This is an article by the co-leader of the Aiken, SC Lewy body dementia (LBD) caregivers support group in the local newspaper. The group’s name is “M’Aiken a Difference Lewy Body Dementia Support Group.” In the article, the group leader describes a bit about her husband Nick’s journey with LBD, provides an overview of LBD, and notes the value of caregiver support groups in helping members adjust to the “new normal in their lives.”
Lewy Body Dementia: Journey of Nick
By Nancy Sofge Martin, Facilitator, MADLBDSG
Aiken Standard, maturetimes
June 21, 2017
I started my journey with Nick After hearing about his Lewy Body Dementia diagnosis, I started to learn more about the diseases within the dementia spectrum and my caregiver journey began.
Dementia Umbrella Defined
The dementia umbrella is a way for us to have a mental picture as we understand the various dementia diseases. Dementia is the main term, and the dementia diseases fall in groups below this main term. Some examples of the diseases within this broad dementia spectrum are Alzheimer’s Dementia (AD), Lewy Body Dementia (LBD), Parkinson’s Disease (PD), Frontal Temporal Dementia (FTD). Keep in mind that there are Mixed Dementias (overlapping dementias) and all dementias are not AD. Dementia is quite challenging for family caregivers.
Symptoms may include significant memory loss, hallucinations, lost planning and problem solving abilities, fluctuating alertness and cognition, sleep disorders, balance and falling, language problems and mood changes, movement changes (walking slower with smaller steps and problems using hands and tremors), sense of direction and spatial issues, and severe drug sensitivities.
It generally takes around eighteen months to get a diagnosis because this dementia is either under-diagnosed or misdiagnosed. Fortunately, my husband, Nick Martin’s diagnosis came in about nine months. LBD is a diagnosis that affects all family members. As I was told early in my husband’s journey, “this disease is a hard one.” Of course, I was so overwhelmed with the sudden new normal as LBD took on a very fast progression of dementia, behavior issues, and physical movement symptoms. LBD has been described as Parkinson’s Disease (PD) on steroids.

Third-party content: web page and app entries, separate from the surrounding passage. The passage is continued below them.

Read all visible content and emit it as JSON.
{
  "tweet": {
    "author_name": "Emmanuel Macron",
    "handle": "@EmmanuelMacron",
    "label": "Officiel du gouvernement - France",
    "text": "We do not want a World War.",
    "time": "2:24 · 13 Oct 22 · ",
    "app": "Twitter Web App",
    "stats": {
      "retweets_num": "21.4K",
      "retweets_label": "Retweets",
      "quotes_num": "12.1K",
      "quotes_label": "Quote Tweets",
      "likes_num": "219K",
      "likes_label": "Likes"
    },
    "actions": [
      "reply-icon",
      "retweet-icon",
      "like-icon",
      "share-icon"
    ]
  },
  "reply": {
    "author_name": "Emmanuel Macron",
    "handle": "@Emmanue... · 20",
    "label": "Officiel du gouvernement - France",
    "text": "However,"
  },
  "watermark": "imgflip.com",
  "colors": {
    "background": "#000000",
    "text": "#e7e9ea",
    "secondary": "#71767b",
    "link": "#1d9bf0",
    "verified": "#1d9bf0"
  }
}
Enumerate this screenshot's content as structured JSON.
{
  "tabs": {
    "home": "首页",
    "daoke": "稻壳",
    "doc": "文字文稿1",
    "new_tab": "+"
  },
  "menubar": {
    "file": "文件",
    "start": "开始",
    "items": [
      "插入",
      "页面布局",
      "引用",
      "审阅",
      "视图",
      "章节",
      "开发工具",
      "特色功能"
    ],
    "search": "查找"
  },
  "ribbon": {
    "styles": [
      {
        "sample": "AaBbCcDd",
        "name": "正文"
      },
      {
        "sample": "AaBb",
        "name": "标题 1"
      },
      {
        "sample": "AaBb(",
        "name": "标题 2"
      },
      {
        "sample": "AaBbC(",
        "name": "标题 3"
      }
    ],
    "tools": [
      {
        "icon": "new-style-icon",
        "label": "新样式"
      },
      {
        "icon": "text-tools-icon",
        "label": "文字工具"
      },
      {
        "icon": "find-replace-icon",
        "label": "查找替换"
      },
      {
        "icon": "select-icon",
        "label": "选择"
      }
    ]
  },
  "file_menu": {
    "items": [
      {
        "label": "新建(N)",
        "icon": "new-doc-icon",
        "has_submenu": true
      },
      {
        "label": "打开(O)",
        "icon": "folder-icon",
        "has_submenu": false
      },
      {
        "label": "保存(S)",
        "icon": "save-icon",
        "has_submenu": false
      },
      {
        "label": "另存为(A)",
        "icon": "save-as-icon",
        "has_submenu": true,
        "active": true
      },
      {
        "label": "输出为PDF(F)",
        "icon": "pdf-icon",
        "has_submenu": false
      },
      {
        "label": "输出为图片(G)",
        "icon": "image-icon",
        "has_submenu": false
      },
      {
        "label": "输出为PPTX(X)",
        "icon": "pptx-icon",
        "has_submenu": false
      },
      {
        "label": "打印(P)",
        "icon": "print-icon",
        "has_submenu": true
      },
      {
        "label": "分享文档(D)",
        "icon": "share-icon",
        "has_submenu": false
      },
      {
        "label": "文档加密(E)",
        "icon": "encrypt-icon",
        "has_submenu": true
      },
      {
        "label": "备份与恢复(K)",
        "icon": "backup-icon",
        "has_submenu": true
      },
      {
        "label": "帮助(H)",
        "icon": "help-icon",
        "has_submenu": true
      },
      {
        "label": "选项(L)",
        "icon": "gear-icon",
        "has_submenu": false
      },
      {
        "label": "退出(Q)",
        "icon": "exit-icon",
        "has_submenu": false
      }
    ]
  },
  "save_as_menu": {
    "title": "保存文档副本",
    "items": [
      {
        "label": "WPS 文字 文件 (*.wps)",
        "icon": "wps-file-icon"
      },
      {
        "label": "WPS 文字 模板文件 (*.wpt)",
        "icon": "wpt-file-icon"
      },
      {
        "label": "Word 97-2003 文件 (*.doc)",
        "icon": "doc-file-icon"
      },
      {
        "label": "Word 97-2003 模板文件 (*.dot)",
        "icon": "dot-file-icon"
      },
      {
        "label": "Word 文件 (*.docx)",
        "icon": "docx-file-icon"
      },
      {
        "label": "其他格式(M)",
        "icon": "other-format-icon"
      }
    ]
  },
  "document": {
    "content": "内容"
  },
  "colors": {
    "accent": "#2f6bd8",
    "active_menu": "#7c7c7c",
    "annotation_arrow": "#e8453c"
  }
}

Nick, a big Clemson Tiger Fan, is a wonderful family man, who is always there for his friends and neighbors. Life was rounded with community activities by serving as the volunteer recreation director and a longtime school board member in his hometown of Blackville, SC. He worked for the State Department of Education and had a very full and happy life before “Lewy” proteins attacked the neurons in his brain and caused the symptoms listed above. Subtle LBD symptoms began prior to 2013 and following a couple of surgeries after other medical issues that year, I noticed that something was terrible wrong.
I was unfamiliar with LBD at the time of diagnosis, his neurologist immediately told me that this one had the potential to be very hard on the caregiver. Little did I know anything about the caregiving journey of LBD that I was beginning. I was an educator and truly not fully prepared for this part of our journey. Since this disease is on a fast train, I had to learn all I could for my role of caregiver and take care of managing his illness, as well as providing all household obligations in a short amount of time.
M’ Aiken A Difference Lewy Body Dementia Support Group
Our support group was started to honor Nick and to guide those caregivers experiencing a change from a NORMAL to a NEW NORMAL in their lives due to a dementia diagnosis. Patrice Tavernier and Linda Lucas came aboard, and their expertise and experience are the backbone of our group. DayBreak Adult Care Services sponsors our group, and we meet the third Tuesday of each month at 11:00 am in their Training and Outreach Center, 151 Lined Street SW, Aiken, SC 29803.
I soon learned that a caregiver must balance everything and the importance of not feeling guilty. Your mental and emotional state are extremely important as you fill the role of a primary caregiver. Is has been emphasized to me that a caregiver has to find respite opportunities and social outlets as the disease progresses. When others offer help, be open and accept it. Bring help into the home as needed to meet the daily demands of dementia care as you reserve your stamina to continue moving forward and protect your health. There is help out there! You are not alone! Caregiving is the hardest job that you will probably ever do.